Sweet Spot makes and sells derrière-cloaking skirts in funky colors and patterns for female bikers and runners to wear over shorts and tights.But despite owninga 12-year-old Australian shepherd, founder Stephanie Lynnhad never heard of WellHaven, a $50 million company operating 41 veterinary hospitals that employ 450 people in five states.
WellHaven founderJohn Bork was similarly unfamiliar with his neighbor.”I had seen Sweet Spot but I never used it,” Bork says. “I didn’t really know what it was.”
From the awarding of government loans to the designation of “essential” status, coronavirus frequently has set Main Street businesses at odds with larger companies.

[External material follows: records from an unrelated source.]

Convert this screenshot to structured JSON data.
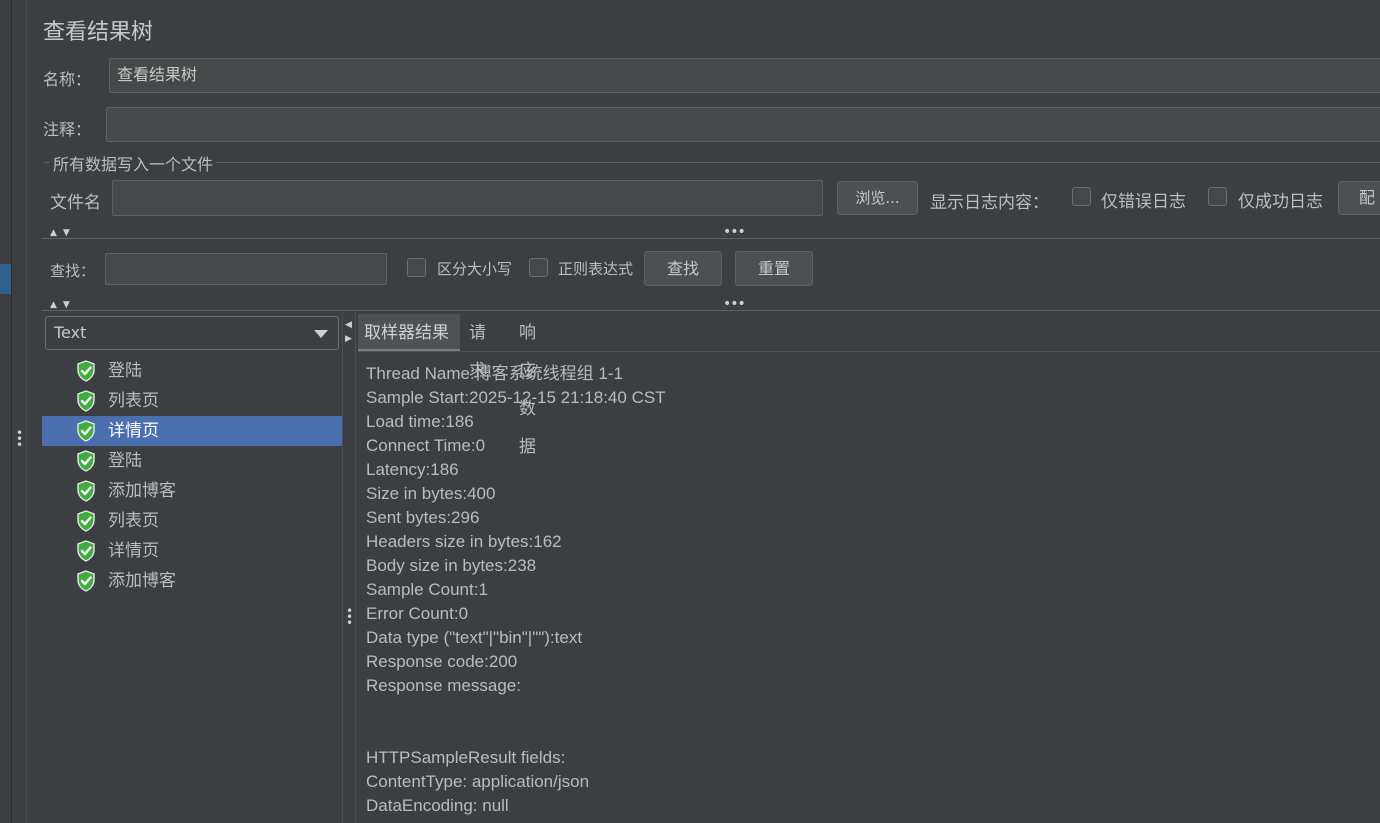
{
  "title": "查看结果树",
  "name_label": "名称：",
  "name_value": "查看结果树",
  "comment_label": "注释：",
  "comment_value": "",
  "file_group_title": "所有数据写入一个文件",
  "filename_label": "文件名",
  "filename_value": "",
  "browse_button": "浏览...",
  "log_display_label": "显示日志内容：",
  "errors_only_label": "仅错误日志",
  "success_only_label": "仅成功日志",
  "configure_button": "配",
  "search_label": "查找：",
  "search_value": "",
  "case_sensitive_label": "区分大小写",
  "regex_label": "正则表达式",
  "find_button": "查找",
  "reset_button": "重置",
  "renderer_select": "Text",
  "tree_items": [
    {
      "label": "登陆",
      "status": "success"
    },
    {
      "label": "列表页",
      "status": "success"
    },
    {
      "label": "详情页",
      "status": "success",
      "selected": true
    },
    {
      "label": "登陆",
      "status": "success"
    },
    {
      "label": "添加博客",
      "status": "success"
    },
    {
      "label": "列表页",
      "status": "success"
    },
    {
      "label": "详情页",
      "status": "success"
    },
    {
      "label": "添加博客",
      "status": "success"
    }
  ],
  "tabs": [
    "取样器结果",
    "请求",
    "响应数据"
  ],
  "active_tab": "取样器结果",
  "result_lines": [
    "Thread Name:博客系统线程组 1-1",
    "Sample Start:2025-12-15 21:18:40 CST",
    "Load time:186",
    "Connect Time:0",
    "Latency:186",
    "Size in bytes:400",
    "Sent bytes:296",
    "Headers size in bytes:162",
    "Body size in bytes:238",
    "Sample Count:1",
    "Error Count:0",
    "Data type (\"text\"|\"bin\"|\"\"):text",
    "Response code:200",
    "Response message:",
    "",
    "",
    "HTTPSampleResult fields:",
    "ContentType: application/json",
    "DataEncoding: null"
  ],
  "colors": {
    "background": "#3c3f41",
    "selection": "#4b6eaf",
    "success_icon": "#3fae3f"
  },
  "icons": {
    "success": "shield-check-icon"
  }
}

But in places like Vancouver, where a very active chamber of commerce is an enthusiastic yenta for its members, large and middle-market companies have formed surprising partnerships with mom-and-pops to fight the pandemic.
For example, when Chandelier Bakery was unable to obtain flour to fulfill all requests for bread donations for frontline workers, United Grain Corporation, among the Pacific Northwest’s largest grain exporters, supplied the wheat. Ryonet, a $50 million supplier of equipment to screen-printing businesses, not only stepped up to manufacture masks and face shields itself but has also contracted with two of its small local customers, Brainless Tees and Opake Screen Printing, to decorate them.

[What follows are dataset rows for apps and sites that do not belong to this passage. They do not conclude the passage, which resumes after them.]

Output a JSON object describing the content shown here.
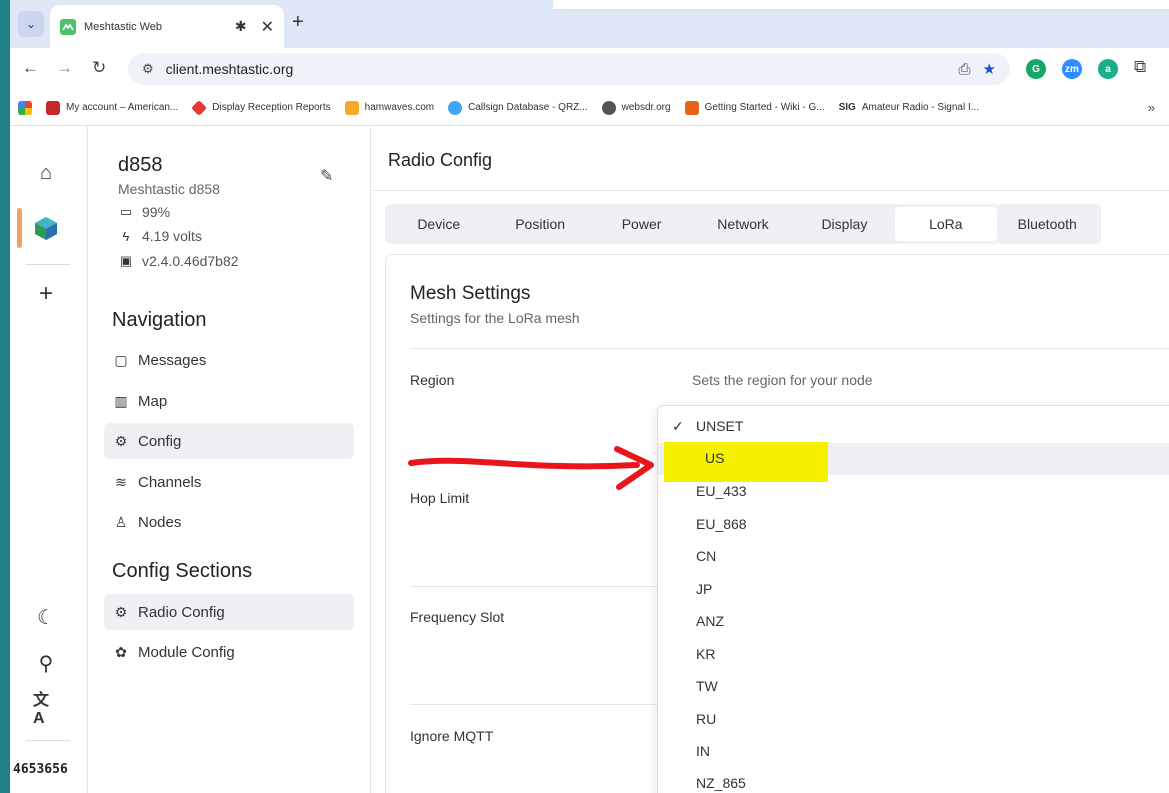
{
  "browser": {
    "tab_title": "Meshtastic Web",
    "url": "client.meshtastic.org",
    "bookmarks": [
      {
        "label": "My account – American...",
        "color": "#c62828"
      },
      {
        "label": "Display Reception Reports",
        "color": "#e53935"
      },
      {
        "label": "hamwaves.com",
        "color": "#f9a825"
      },
      {
        "label": "Callsign Database - QRZ...",
        "color": "#42a5f5"
      },
      {
        "label": "websdr.org",
        "color": "#555555"
      },
      {
        "label": "Getting Started - Wiki - G...",
        "color": "#e8631a"
      },
      {
        "label": "Amateur Radio - Signal I...",
        "color": "#222222"
      }
    ],
    "bookmark_sig": "SIG",
    "more": "»",
    "extensions": [
      {
        "name": "grammarly",
        "letter": "G",
        "color": "#15a869"
      },
      {
        "name": "zoom",
        "letter": "zm",
        "color": "#2d8cff"
      },
      {
        "name": "a-ext",
        "letter": "a",
        "color": "#1cb08a"
      }
    ]
  },
  "rail": {
    "node_id": "4653656"
  },
  "node": {
    "short_name": "d858",
    "long_name": "Meshtastic d858",
    "battery": "99%",
    "voltage": "4.19 volts",
    "firmware": "v2.4.0.46d7b82"
  },
  "navigation": {
    "heading": "Navigation",
    "items": [
      {
        "label": "Messages",
        "icon": "message-icon"
      },
      {
        "label": "Map",
        "icon": "map-icon"
      },
      {
        "label": "Config",
        "icon": "gear-icon"
      },
      {
        "label": "Channels",
        "icon": "layers-icon"
      },
      {
        "label": "Nodes",
        "icon": "users-icon"
      }
    ]
  },
  "config_sections": {
    "heading": "Config Sections",
    "items": [
      {
        "label": "Radio Config",
        "icon": "gear-icon"
      },
      {
        "label": "Module Config",
        "icon": "modules-icon"
      }
    ]
  },
  "main": {
    "title": "Radio Config",
    "tabs": [
      "Device",
      "Position",
      "Power",
      "Network",
      "Display",
      "LoRa",
      "Bluetooth"
    ],
    "selected_tab": "LoRa",
    "card": {
      "title": "Mesh Settings",
      "subtitle": "Settings for the LoRa mesh",
      "fields": {
        "region": "Region",
        "region_desc": "Sets the region for your node",
        "hop_limit": "Hop Limit",
        "frequency_slot": "Frequency Slot",
        "ignore_mqtt": "Ignore MQTT"
      }
    }
  },
  "region_dropdown": {
    "selected": "UNSET",
    "highlighted": "US",
    "options": [
      "UNSET",
      "US",
      "EU_433",
      "EU_868",
      "CN",
      "JP",
      "ANZ",
      "KR",
      "TW",
      "RU",
      "IN",
      "NZ_865"
    ]
  },
  "colors": {
    "annotation_arrow": "#e8151b",
    "highlight": "#f5ef00",
    "accent": "#f2a161"
  }
}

And in Lynn’s case,the larger companyhelped completely turn her business around. Sweet Spot does between $350,000 and $600,000 in annual revenue, much of itat sporting events. On March 12, Lynn was selling at a pickleball tournament in College Station, Texas, while thecountrywas rapidly shutting down.
“I got on the plane in Austin, and by the time I changed planes in Phoenix enough events had canceled to take $50,000 off my plate,” she says.
The next day, she was sitting with her landlord, in tears because she would not be able to make rent. The following Monday she laid off her entire staff of six.
Bork, meanwhile, had approached the chamber for help. Government and industry leaders had begun asking veterinarians to donate their PPE to health-care workers who attend tohumans. Bork wanted to find a local business that could replace his surgical-grade masks and caps with something that would protect animals during procedures. The chamber quickly reached out to Sweet Spot.
The next morning, four days after Sweet Spot’s closure, Bork and his chief medical officer, Bob Lester, were at Lynn’s doorstep with a model surgical mask and cap. Lynn called in one of her seamstresses and over the next two days created prototypes from the fabric used for her skirts.
With check in hand for just over $10,000 to cover 500 masks and 500 caps,Lynn brought back her whole staff. “She would text me when she had 60 or 100 made,” Bork says. “I would walk over and fill up my backpack, bring them back to the office, box them up, and off they would go.” Sweet Spot filled the entire order in just under three weeks.
Bork ordered another 500 masks and caps, which he distributed to other veterinary hospitals in Vancouver and neighboring Portland, Oregon. With each donation, he included Lynn’s contact information.A few of those practices placed their own orders. Word spread, and other groups–Vancouver public schools, an organization of home inspectors–reached out.
With skirt orders down 90 percent, Lynn launched Facewear Fashions to go after the consumer PPE market. Those masks, with names like Pinch Me Pink Floral and Doilies for Your Face, retail for $14. (Businesses, which receive volume discounts, still account for 50 percentof mask sales.) Lynn plans to cross-promote her product lines. Buy a skirt, get a free mask made from the same material. “I match mine all the time,” she says.
The collaboration with WellHaven continues. Bork made an offer to match any donations of masks to worthy causes by other Vancouver businesses. When the Vancouver Farmers Market reopens, Sweet Spot will have a place in WellHaven’s booth.
“Had WellHaven not come about, I don’t know where I would be,” Lynn says. “They saved me completely.”
Want to keep up to date with all the latest news and events?